WHAT TO WORK ON
Could you restate all of the records exactly, leaving out the pictures?
(SUPPLIED ENTRIES begins)
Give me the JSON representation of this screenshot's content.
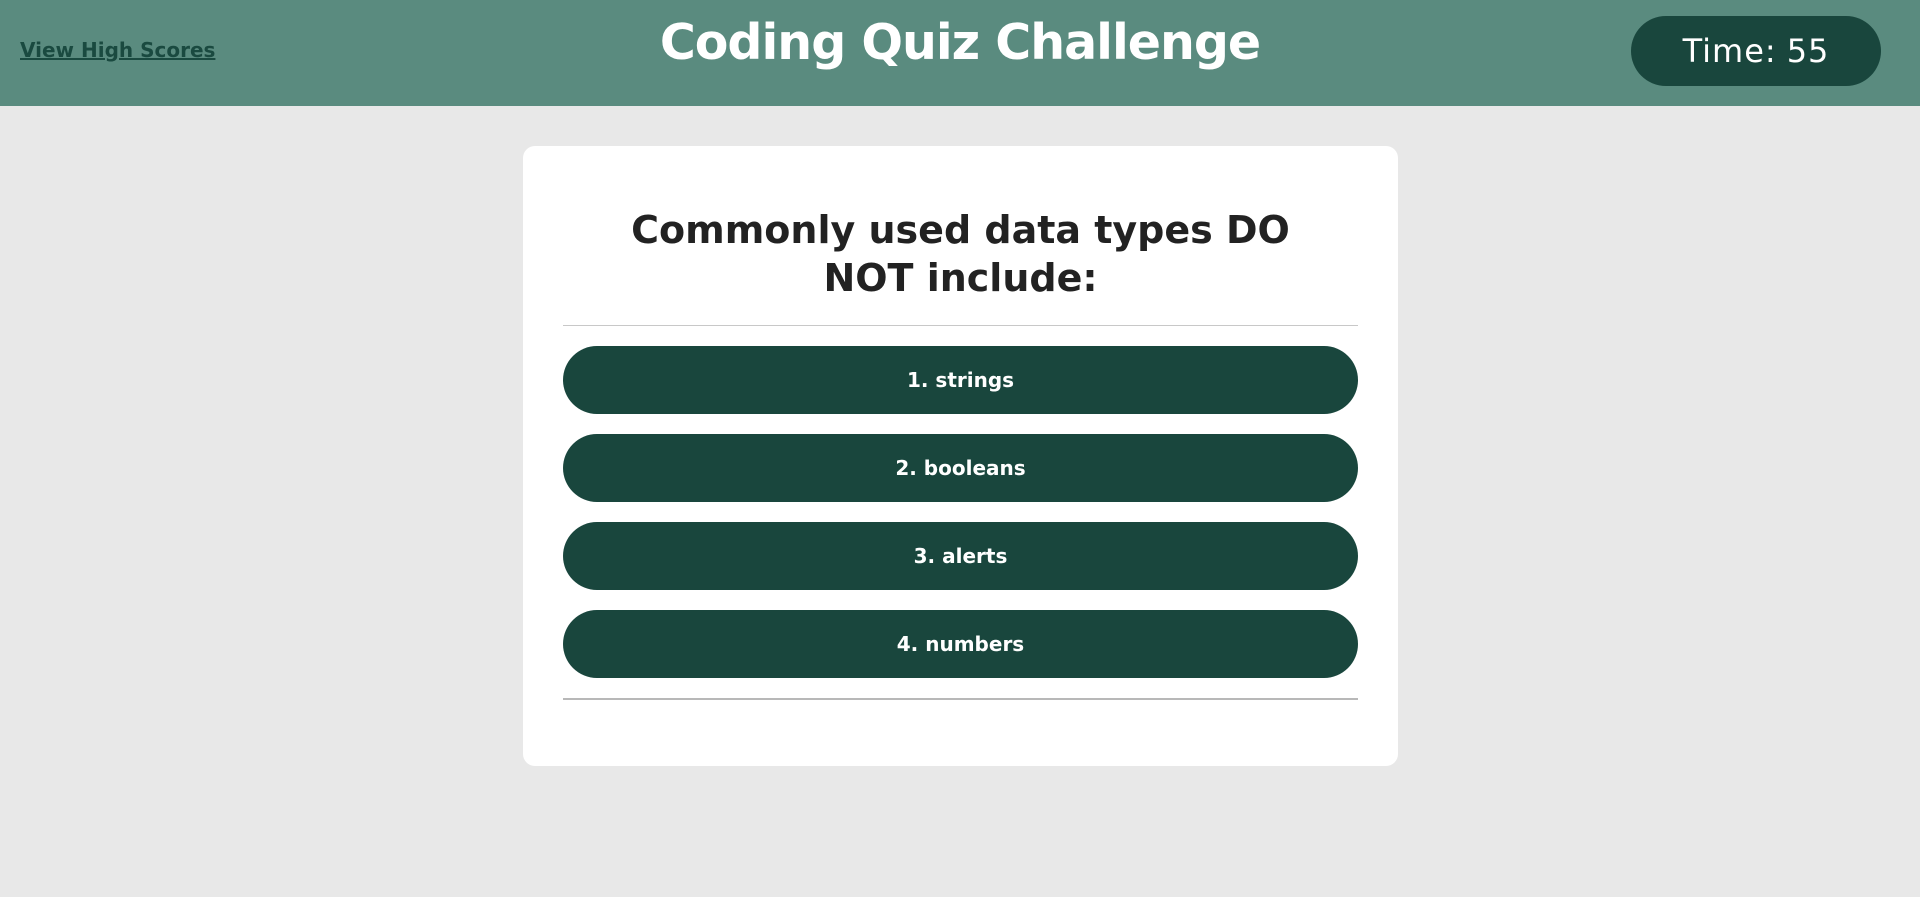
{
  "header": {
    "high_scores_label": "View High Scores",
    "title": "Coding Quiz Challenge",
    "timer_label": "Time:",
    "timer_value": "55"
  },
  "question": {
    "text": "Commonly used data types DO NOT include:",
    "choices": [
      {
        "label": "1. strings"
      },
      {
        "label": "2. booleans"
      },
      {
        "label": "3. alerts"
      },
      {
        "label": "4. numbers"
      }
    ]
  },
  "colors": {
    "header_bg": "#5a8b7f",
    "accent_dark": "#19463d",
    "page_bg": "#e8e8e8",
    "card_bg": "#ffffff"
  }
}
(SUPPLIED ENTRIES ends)
SOLVED EXERCISE
Give me the JSON representation of this screenshot's content.
{
  "header": {
    "high_scores_label": "View High Scores",
    "title": "Coding Quiz Challenge",
    "timer_label": "Time:",
    "timer_value": "55"
  },
  "question": {
    "text": "Commonly used data types DO NOT include:",
    "choices": [
      {
        "label": "1. strings"
      },
      {
        "label": "2. booleans"
      },
      {
        "label": "3. alerts"
      },
      {
        "label": "4. numbers"
      }
    ]
  },
  "colors": {
    "header_bg": "#5a8b7f",
    "accent_dark": "#19463d",
    "page_bg": "#e8e8e8",
    "card_bg": "#ffffff"
  }
}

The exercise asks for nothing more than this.